During a Lord's Supper service, while, as usual, the pastor told us to "examine our hearts"--had we seen anyone doing wrong? we needed to turn them in... had we done wrong ourselves? we needed to repent, and turn ourselves in... did we have any friends who disagreed with PCC? we needed to tell them we couldn't be their friends anymore... I argued with my conscience about it.

You need to leave PCC. It's the only way out.

"But I can't. It's the only way I can get an education."

Why can't you go somewhere else?

"I'm too poor. I can hardly even pay for PCC."

God could provide the money, you know.

"Yes, but I'd be quitting. I'd be giving up."

Who told you you would be quitting if you left?


Exactly. So why don't you leave? Either way, you'd be doing wrong to stay here.

"I guess I've got to leave, then."

It was easier said than done; many times, we know the truth, and refuse to obey because of fear. That was the way it was with me. I had fallen into a bubble-world, in which everything was safe as long as I played by its rules. I had seen people disappear after the least violation; I irrationally feared what they would do to me if they found out I disagreed. So, I kept writing my essays, praying. I stayed that summer, then I enrolled for the next semester.

I didn't have the courage to leave, but I couldn't sit there silently anymore, either. Towards the end of the summer, I bundled my essays, together with inside information on the latest expulsions, and a set of instructions, onto a floppy disk. I protected it with a password (my computer was already protected by three passwords); then I made up a riddle to the password, which only my sister could have guessed. I mailed the disk (this wasn't as easy as it sounded; it had to be done off-campus, after I had dodged the two girls I was supposed to stay with) to my sister at home. Hopefully, she would decode the riddle and read my instructions to her. She did.

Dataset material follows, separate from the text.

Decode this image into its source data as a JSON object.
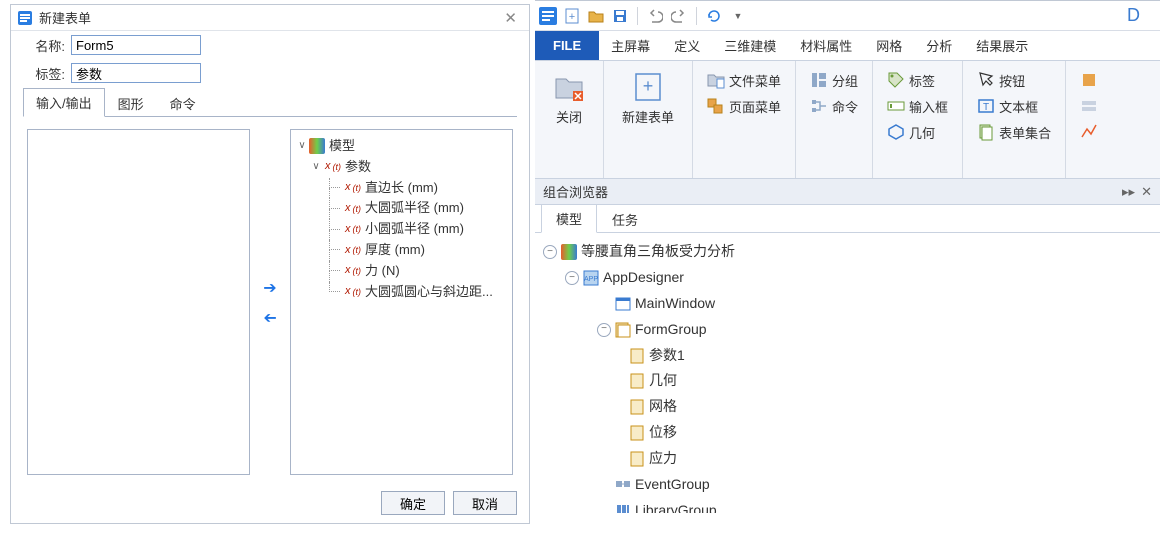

Under the name "Portia", my sister joined the membership of The Student Voice for me. She posted the essays and information on the message board. It was my way of saying, "Look, PCC. I'm not thinking your way anymore. I'm my own person." We even had a code to use over the phone (which PCC, of course, had tapped), disguised as innocent conversation about our three cats. If she told me, "I fed the cats today," it would mean that she had posted one of my essays. If she added, "They were really hungry," it meant a good response. If she said, "The cats got in a fight today," it would mean opposition. I got both responses.

Thankfully, my sister never had to tell me that the cats were in a mood to hunt. That would have meant that I was in danger of being revealed as the author of the essays.

That summer, and the semester which followed (it would be my last semester there), I lived in a state of constant paranoia. Maybe you know what this is like; maybe not. All I know is that I'm not cut out to be a secret agent. I had to watch my every move. Did my roommates see me writing the essays? Was that floor leader watching me? Had the library contacted the Dean's Offices about my checking out "1984"? Did they know that I was mailing letters off campus? Was the "cat" code too obvious? Did my sister, as "Portia", blunderingly reveal any clues to my true identity? In short, I was scared.

And, slowly, I began to discover an undercurrent of "rebellion" at PCC. People who, just like me, disagreed with PCC but, for varied reasons, were still there. By dropping hints, carefully, we managed to tell each other--without actually saying so--that here was another person who disagreed with PCC; another person who had accessed The Student Voice over the summer. I found out Kristen was one of those who had; so was Marianna (name changed), another friend, and nearly all of her "group." I discovered I was no longer alone. But still, I knew that if it came down to it, none of us "rebels" had any power to change PCC. And as I watched as, one by one, many of the "rebels", inculding Kristen, were expelled, I was still scared.